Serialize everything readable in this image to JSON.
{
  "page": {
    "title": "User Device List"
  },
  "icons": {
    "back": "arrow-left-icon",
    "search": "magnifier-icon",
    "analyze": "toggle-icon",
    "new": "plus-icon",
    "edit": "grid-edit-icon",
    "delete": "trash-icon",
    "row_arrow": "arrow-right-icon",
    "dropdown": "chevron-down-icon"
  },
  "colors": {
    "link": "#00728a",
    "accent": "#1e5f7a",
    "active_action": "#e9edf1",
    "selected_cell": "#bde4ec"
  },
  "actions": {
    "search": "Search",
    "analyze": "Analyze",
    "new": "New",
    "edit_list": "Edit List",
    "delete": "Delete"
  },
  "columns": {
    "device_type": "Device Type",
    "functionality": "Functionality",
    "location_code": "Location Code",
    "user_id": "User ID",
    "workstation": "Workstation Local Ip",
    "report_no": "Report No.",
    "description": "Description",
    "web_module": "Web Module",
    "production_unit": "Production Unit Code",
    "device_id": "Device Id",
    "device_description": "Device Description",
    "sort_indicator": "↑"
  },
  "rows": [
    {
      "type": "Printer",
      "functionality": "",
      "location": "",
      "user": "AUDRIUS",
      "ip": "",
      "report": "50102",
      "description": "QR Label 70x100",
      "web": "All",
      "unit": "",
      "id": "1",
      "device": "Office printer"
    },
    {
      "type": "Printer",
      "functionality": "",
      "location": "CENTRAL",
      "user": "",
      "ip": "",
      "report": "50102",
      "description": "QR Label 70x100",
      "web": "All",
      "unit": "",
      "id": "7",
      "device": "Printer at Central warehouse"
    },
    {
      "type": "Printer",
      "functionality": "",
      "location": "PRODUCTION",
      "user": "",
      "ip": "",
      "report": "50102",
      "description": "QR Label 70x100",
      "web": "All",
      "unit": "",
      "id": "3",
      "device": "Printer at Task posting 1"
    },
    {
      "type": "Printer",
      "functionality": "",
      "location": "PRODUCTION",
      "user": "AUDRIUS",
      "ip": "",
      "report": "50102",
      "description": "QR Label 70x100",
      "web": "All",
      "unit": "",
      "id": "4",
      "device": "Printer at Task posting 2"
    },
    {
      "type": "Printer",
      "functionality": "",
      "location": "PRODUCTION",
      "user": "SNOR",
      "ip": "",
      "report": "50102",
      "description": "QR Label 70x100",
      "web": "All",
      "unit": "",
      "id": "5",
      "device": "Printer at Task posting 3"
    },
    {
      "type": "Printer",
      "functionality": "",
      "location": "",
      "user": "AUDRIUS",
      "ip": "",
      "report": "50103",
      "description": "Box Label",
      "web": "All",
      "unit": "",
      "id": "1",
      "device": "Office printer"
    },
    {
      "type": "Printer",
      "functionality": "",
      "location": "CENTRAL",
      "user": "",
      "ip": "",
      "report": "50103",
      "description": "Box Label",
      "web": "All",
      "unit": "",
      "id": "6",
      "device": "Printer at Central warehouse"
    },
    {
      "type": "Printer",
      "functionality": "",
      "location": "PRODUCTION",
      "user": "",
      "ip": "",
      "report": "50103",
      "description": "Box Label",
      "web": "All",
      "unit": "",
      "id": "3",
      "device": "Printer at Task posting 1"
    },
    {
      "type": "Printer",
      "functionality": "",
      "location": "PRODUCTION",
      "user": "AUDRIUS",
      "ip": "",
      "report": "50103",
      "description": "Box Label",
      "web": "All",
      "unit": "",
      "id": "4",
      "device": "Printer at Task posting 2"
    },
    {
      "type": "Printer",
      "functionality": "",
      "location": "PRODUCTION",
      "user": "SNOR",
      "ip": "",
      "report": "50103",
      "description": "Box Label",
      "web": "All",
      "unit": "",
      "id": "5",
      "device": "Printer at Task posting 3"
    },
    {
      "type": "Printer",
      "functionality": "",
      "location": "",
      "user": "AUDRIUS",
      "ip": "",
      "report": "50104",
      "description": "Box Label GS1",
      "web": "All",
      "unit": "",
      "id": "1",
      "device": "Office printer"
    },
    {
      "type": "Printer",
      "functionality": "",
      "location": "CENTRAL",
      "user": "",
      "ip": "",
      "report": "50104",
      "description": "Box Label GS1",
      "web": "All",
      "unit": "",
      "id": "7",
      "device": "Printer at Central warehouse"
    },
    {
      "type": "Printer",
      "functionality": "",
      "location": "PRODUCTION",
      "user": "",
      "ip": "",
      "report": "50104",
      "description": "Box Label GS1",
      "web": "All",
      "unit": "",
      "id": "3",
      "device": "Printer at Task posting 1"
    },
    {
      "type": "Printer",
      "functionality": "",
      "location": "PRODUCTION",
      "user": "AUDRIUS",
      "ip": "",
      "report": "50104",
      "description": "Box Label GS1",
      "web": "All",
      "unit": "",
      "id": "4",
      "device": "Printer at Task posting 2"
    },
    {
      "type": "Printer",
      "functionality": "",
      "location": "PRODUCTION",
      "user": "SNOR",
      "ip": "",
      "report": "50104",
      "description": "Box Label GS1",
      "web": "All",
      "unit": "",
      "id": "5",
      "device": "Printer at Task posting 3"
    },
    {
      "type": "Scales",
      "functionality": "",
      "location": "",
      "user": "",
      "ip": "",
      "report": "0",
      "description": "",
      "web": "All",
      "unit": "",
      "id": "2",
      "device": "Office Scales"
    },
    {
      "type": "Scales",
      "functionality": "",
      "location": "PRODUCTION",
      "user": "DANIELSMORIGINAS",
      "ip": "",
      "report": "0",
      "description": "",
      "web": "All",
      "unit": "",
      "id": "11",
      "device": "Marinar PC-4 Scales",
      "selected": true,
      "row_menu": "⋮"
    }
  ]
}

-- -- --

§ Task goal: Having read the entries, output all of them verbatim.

§ Task result:
Serialize everything readable in this image to JSON.
{
  "page": {
    "title": "User Device List"
  },
  "icons": {
    "back": "arrow-left-icon",
    "search": "magnifier-icon",
    "analyze": "toggle-icon",
    "new": "plus-icon",
    "edit": "grid-edit-icon",
    "delete": "trash-icon",
    "row_arrow": "arrow-right-icon",
    "dropdown": "chevron-down-icon"
  },
  "colors": {
    "link": "#00728a",
    "accent": "#1e5f7a",
    "active_action": "#e9edf1",
    "selected_cell": "#bde4ec"
  },
  "actions": {
    "search": "Search",
    "analyze": "Analyze",
    "new": "New",
    "edit_list": "Edit List",
    "delete": "Delete"
  },
  "columns": {
    "device_type": "Device Type",
    "functionality": "Functionality",
    "location_code": "Location Code",
    "user_id": "User ID",
    "workstation": "Workstation Local Ip",
    "report_no": "Report No.",
    "description": "Description",
    "web_module": "Web Module",
    "production_unit": "Production Unit Code",
    "device_id": "Device Id",
    "device_description": "Device Description",
    "sort_indicator": "↑"
  },
  "rows": [
    {
      "type": "Printer",
      "functionality": "",
      "location": "",
      "user": "AUDRIUS",
      "ip": "",
      "report": "50102",
      "description": "QR Label 70x100",
      "web": "All",
      "unit": "",
      "id": "1",
      "device": "Office printer"
    },
    {
      "type": "Printer",
      "functionality": "",
      "location": "CENTRAL",
      "user": "",
      "ip": "",
      "report": "50102",
      "description": "QR Label 70x100",
      "web": "All",
      "unit": "",
      "id": "7",
      "device": "Printer at Central warehouse"
    },
    {
      "type": "Printer",
      "functionality": "",
      "location": "PRODUCTION",
      "user": "",
      "ip": "",
      "report": "50102",
      "description": "QR Label 70x100",
      "web": "All",
      "unit": "",
      "id": "3",
      "device": "Printer at Task posting 1"
    },
    {
      "type": "Printer",
      "functionality": "",
      "location": "PRODUCTION",
      "user": "AUDRIUS",
      "ip": "",
      "report": "50102",
      "description": "QR Label 70x100",
      "web": "All",
      "unit": "",
      "id": "4",
      "device": "Printer at Task posting 2"
    },
    {
      "type": "Printer",
      "functionality": "",
      "location": "PRODUCTION",
      "user": "SNOR",
      "ip": "",
      "report": "50102",
      "description": "QR Label 70x100",
      "web": "All",
      "unit": "",
      "id": "5",
      "device": "Printer at Task posting 3"
    },
    {
      "type": "Printer",
      "functionality": "",
      "location": "",
      "user": "AUDRIUS",
      "ip": "",
      "report": "50103",
      "description": "Box Label",
      "web": "All",
      "unit": "",
      "id": "1",
      "device": "Office printer"
    },
    {
      "type": "Printer",
      "functionality": "",
      "location": "CENTRAL",
      "user": "",
      "ip": "",
      "report": "50103",
      "description": "Box Label",
      "web": "All",
      "unit": "",
      "id": "6",
      "device": "Printer at Central warehouse"
    },
    {
      "type": "Printer",
      "functionality": "",
      "location": "PRODUCTION",
      "user": "",
      "ip": "",
      "report": "50103",
      "description": "Box Label",
      "web": "All",
      "unit": "",
      "id": "3",
      "device": "Printer at Task posting 1"
    },
    {
      "type": "Printer",
      "functionality": "",
      "location": "PRODUCTION",
      "user": "AUDRIUS",
      "ip": "",
      "report": "50103",
      "description": "Box Label",
      "web": "All",
      "unit": "",
      "id": "4",
      "device": "Printer at Task posting 2"
    },
    {
      "type": "Printer",
      "functionality": "",
      "location": "PRODUCTION",
      "user": "SNOR",
      "ip": "",
      "report": "50103",
      "description": "Box Label",
      "web": "All",
      "unit": "",
      "id": "5",
      "device": "Printer at Task posting 3"
    },
    {
      "type": "Printer",
      "functionality": "",
      "location": "",
      "user": "AUDRIUS",
      "ip": "",
      "report": "50104",
      "description": "Box Label GS1",
      "web": "All",
      "unit": "",
      "id": "1",
      "device": "Office printer"
    },
    {
      "type": "Printer",
      "functionality": "",
      "location": "CENTRAL",
      "user": "",
      "ip": "",
      "report": "50104",
      "description": "Box Label GS1",
      "web": "All",
      "unit": "",
      "id": "7",
      "device": "Printer at Central warehouse"
    },
    {
      "type": "Printer",
      "functionality": "",
      "location": "PRODUCTION",
      "user": "",
      "ip": "",
      "report": "50104",
      "description": "Box Label GS1",
      "web": "All",
      "unit": "",
      "id": "3",
      "device": "Printer at Task posting 1"
    },
    {
      "type": "Printer",
      "functionality": "",
      "location": "PRODUCTION",
      "user": "AUDRIUS",
      "ip": "",
      "report": "50104",
      "description": "Box Label GS1",
      "web": "All",
      "unit": "",
      "id": "4",
      "device": "Printer at Task posting 2"
    },
    {
      "type": "Printer",
      "functionality": "",
      "location": "PRODUCTION",
      "user": "SNOR",
      "ip": "",
      "report": "50104",
      "description": "Box Label GS1",
      "web": "All",
      "unit": "",
      "id": "5",
      "device": "Printer at Task posting 3"
    },
    {
      "type": "Scales",
      "functionality": "",
      "location": "",
      "user": "",
      "ip": "",
      "report": "0",
      "description": "",
      "web": "All",
      "unit": "",
      "id": "2",
      "device": "Office Scales"
    },
    {
      "type": "Scales",
      "functionality": "",
      "location": "PRODUCTION",
      "user": "DANIELSMORIGINAS",
      "ip": "",
      "report": "0",
      "description": "",
      "web": "All",
      "unit": "",
      "id": "11",
      "device": "Marinar PC-4 Scales",
      "selected": true,
      "row_menu": "⋮"
    }
  ]
}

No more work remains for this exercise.